The Cowlitz River has a great spring chinook run every year, provides hundreds of fall coho for anglers, is one of the Northwest’s best streams for summer and winter steelhead, and continues to build a reputation as one of the finest sea-run cutthroat fisheries in the country.
The Cowlitz River from the Barrier Dam near Salkum to the mouth of the Toutle above Castle Rock constitutes at least five of the best fisheries anywhere, often providing near record catches for hundreds of happy anglers.
Mineral Lake, at the town of Mineral north of Morton, is perhaps the best trout water in the western half of Washington. It is a rich lake in natural feed, growing huge rainbow and brown trout, some of which reach the 10-pound class every year.
The unique experience of fishing Washington’s high mountain lakes is enough to name them among our best places to fish. The biggest alpine lake in the region, Walupt Lake, may surrender naturally-spawned trout as large as salmon, but the smaller, incredibly beautiful alpine waters, especially Takhlakh and Council lakes, should be on everyone’s list to at least visit, if not to fish.

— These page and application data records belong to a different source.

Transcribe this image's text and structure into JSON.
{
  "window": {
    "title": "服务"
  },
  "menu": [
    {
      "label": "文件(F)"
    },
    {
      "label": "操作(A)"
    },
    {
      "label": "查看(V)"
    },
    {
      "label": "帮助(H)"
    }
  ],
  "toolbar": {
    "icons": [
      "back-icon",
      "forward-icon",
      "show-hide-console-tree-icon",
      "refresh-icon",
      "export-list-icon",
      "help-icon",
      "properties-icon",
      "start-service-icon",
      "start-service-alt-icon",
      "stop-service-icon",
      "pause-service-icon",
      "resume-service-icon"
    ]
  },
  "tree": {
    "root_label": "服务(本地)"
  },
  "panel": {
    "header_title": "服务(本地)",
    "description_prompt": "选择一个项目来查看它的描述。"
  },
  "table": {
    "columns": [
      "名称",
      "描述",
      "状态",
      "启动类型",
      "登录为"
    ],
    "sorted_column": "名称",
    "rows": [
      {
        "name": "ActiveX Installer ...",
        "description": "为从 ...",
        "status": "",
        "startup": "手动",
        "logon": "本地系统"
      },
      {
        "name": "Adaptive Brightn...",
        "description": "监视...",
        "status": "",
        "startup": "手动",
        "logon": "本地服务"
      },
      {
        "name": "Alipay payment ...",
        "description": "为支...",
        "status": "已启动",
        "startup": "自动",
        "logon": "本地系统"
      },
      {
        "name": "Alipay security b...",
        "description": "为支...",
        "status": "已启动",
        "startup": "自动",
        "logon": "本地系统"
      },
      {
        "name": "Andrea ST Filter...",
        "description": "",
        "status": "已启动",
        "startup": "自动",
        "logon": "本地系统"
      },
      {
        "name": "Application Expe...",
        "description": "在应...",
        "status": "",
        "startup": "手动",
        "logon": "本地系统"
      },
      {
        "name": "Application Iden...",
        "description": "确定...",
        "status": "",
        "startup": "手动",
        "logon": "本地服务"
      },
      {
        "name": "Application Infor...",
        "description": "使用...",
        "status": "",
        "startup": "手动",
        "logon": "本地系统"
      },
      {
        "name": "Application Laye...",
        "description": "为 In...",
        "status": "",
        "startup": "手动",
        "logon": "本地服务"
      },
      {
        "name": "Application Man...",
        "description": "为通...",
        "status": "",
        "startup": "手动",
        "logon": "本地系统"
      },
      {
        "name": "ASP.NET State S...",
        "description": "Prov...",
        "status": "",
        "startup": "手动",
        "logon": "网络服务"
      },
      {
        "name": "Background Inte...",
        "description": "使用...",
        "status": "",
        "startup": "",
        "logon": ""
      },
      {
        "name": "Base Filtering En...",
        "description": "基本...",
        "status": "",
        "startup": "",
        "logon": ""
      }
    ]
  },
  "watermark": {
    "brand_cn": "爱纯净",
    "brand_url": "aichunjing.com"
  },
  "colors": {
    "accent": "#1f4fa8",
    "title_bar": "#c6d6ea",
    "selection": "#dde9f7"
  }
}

Back on the Cowlitz watershed, three impounds rate mention as prime destinations for the traveling angler. Those include Mayfield Lake, Riffe Lake and Lake Scanewa, each with a unique personality and each delivering its own kind of fishery. Mayfield, for example, holds thousands of husky rainbow, largemouth bass and legendary hybrid tiger muskies. In recent years, the lake has built a population of landlocked coho, fish that were naturally spawned in the Tilton River (also a great fishing experience) and took up residence in the lake instead of migrating to the ocean.
Riffe Lake is a huge impound that is managed for planted landlocked coho; delicious pink-meated trophies that splendidly grace a dinner table. It also holds rainbow, cutthroat, catfish and a burgeoning population of smallmouth bass. The latter is so abundant these days that many anglers catch and release dozens in a day’s fishing.
Lake Scanewa, the uppermost lake on the river system, is becoming justifiably famous for the migrating salmon and steelhead that are transported there over the river’s three-dam hydroelectric structures. Along with a fine population of native and hatchery trout, it’s possible to catch giant king salmon, feisty coho, and both summer and winter steelhead in the relatively small confines of the lake.
There are dozens of smaller lakes and ponds, streams of every size and character, and even hidden mountain streams best suited for the catch and release of small native trout and salmon smolts, many of which haven’t been fished more than once or twice a year for decades. It is the experience, rather than a potential trophy, that draws angling purists to the high country.
Whatever your fishing objective, the waters in and around Lewis County have great treasures to offer. Please come join us.